2. Set your sights on more price-conscious customers by offering unassembled equipment at reduced prices. Again, awesome plan. Let customers bungle the assembly and potentially damage the equipment, and then they’ll write all about it online. With any luck, no one’s child will be injured.

3. Double-down on subscriptions. Yep, the timing couldn’t be better for this. Just when virtually everybody is suffering from subscription fatigue, you offer more options, because, “You never know which initiative is going to get us where we want to go, but I am confident of the cumulative effect,” McCarthy said.

4. Conduct sweeping layoffs. Because letting go of more than 3,000 employees within a few months — around one-third of the company’s workers — is bound to boost company morale and improve customer service.

5. Outsource manufacturing. Forget about that planned plant in Ohio. Forget about using your own facility in Taiwan. Forget about quality control, too, when you stop manufacturing your own equipment and rely exclusively on contract manufacturers. Great job, Peloton!

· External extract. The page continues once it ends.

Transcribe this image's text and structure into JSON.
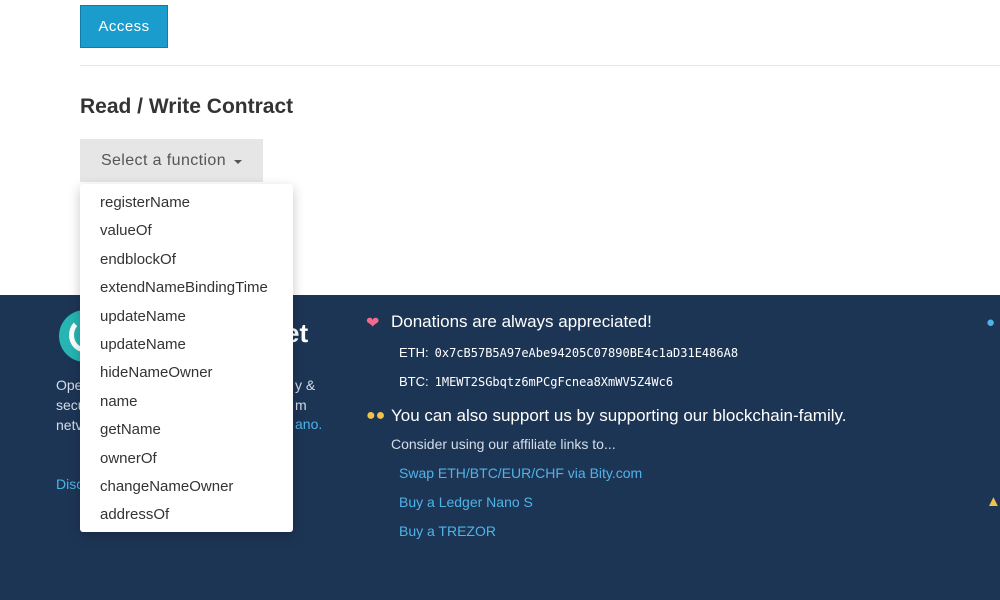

And good luck, McCarthy! As some Peloton instructors like to say, “Inhale confidence, exhale doubt,” as you try to right your vessel. But don’t be surprised if eventually you, too, need to flee the sinking ship. Because with the steps you’re taking, it won’t be long.